▶ [What you need to do]: Return the full set of records, matching them character for character.

▶ [Data records]:
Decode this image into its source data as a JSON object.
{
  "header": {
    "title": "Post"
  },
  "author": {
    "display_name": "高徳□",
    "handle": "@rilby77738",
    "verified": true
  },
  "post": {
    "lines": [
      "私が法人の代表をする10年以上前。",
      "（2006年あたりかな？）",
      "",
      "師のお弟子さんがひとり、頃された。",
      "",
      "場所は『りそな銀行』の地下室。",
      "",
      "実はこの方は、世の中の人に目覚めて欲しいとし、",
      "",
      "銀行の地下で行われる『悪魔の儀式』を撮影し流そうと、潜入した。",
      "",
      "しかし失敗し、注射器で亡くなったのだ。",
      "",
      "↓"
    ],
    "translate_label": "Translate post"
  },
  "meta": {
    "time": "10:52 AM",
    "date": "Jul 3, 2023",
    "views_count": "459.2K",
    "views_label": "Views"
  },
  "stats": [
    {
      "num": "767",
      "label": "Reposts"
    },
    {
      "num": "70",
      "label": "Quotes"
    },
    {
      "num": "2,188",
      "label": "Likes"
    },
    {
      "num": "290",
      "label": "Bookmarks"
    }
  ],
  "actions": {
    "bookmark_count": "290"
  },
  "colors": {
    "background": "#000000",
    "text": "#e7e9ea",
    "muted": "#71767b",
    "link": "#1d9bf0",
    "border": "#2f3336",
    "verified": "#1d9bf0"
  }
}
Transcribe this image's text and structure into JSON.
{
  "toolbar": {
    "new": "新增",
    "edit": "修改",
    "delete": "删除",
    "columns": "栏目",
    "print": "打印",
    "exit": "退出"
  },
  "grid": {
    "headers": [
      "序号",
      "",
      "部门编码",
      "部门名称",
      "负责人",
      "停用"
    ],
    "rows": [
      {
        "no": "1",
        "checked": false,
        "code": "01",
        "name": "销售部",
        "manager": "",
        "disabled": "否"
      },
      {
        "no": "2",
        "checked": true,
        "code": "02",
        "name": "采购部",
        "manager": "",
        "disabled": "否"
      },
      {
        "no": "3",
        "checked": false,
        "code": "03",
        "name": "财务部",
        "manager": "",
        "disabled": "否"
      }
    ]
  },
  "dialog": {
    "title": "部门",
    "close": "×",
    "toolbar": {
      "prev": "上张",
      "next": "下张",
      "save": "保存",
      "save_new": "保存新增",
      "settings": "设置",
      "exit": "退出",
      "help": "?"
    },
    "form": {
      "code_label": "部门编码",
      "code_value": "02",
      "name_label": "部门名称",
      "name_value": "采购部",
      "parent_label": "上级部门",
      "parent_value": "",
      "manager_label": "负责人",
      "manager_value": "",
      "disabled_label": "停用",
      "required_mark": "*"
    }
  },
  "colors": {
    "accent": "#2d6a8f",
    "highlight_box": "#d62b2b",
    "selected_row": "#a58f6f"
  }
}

▶ [Response to the exercise]:
Decode this image into its source data as a JSON object.
{
  "header": {
    "title": "Post"
  },
  "author": {
    "display_name": "高徳□",
    "handle": "@rilby77738",
    "verified": true
  },
  "post": {
    "lines": [
      "私が法人の代表をする10年以上前。",
      "（2006年あたりかな？）",
      "",
      "師のお弟子さんがひとり、頃された。",
      "",
      "場所は『りそな銀行』の地下室。",
      "",
      "実はこの方は、世の中の人に目覚めて欲しいとし、",
      "",
      "銀行の地下で行われる『悪魔の儀式』を撮影し流そうと、潜入した。",
      "",
      "しかし失敗し、注射器で亡くなったのだ。",
      "",
      "↓"
    ],
    "translate_label": "Translate post"
  },
  "meta": {
    "time": "10:52 AM",
    "date": "Jul 3, 2023",
    "views_count": "459.2K",
    "views_label": "Views"
  },
  "stats": [
    {
      "num": "767",
      "label": "Reposts"
    },
    {
      "num": "70",
      "label": "Quotes"
    },
    {
      "num": "2,188",
      "label": "Likes"
    },
    {
      "num": "290",
      "label": "Bookmarks"
    }
  ],
  "actions": {
    "bookmark_count": "290"
  },
  "colors": {
    "background": "#000000",
    "text": "#e7e9ea",
    "muted": "#71767b",
    "link": "#1d9bf0",
    "border": "#2f3336",
    "verified": "#1d9bf0"
  }
}
Transcribe this image's text and structure into JSON.
{
  "toolbar": {
    "new": "新增",
    "edit": "修改",
    "delete": "删除",
    "columns": "栏目",
    "print": "打印",
    "exit": "退出"
  },
  "grid": {
    "headers": [
      "序号",
      "",
      "部门编码",
      "部门名称",
      "负责人",
      "停用"
    ],
    "rows": [
      {
        "no": "1",
        "checked": false,
        "code": "01",
        "name": "销售部",
        "manager": "",
        "disabled": "否"
      },
      {
        "no": "2",
        "checked": true,
        "code": "02",
        "name": "采购部",
        "manager": "",
        "disabled": "否"
      },
      {
        "no": "3",
        "checked": false,
        "code": "03",
        "name": "财务部",
        "manager": "",
        "disabled": "否"
      }
    ]
  },
  "dialog": {
    "title": "部门",
    "close": "×",
    "toolbar": {
      "prev": "上张",
      "next": "下张",
      "save": "保存",
      "save_new": "保存新增",
      "settings": "设置",
      "exit": "退出",
      "help": "?"
    },
    "form": {
      "code_label": "部门编码",
      "code_value": "02",
      "name_label": "部门名称",
      "name_value": "采购部",
      "parent_label": "上级部门",
      "parent_value": "",
      "manager_label": "负责人",
      "manager_value": "",
      "disabled_label": "停用",
      "required_mark": "*"
    }
  },
  "colors": {
    "accent": "#2d6a8f",
    "highlight_box": "#d62b2b",
    "selected_row": "#a58f6f"
  }
}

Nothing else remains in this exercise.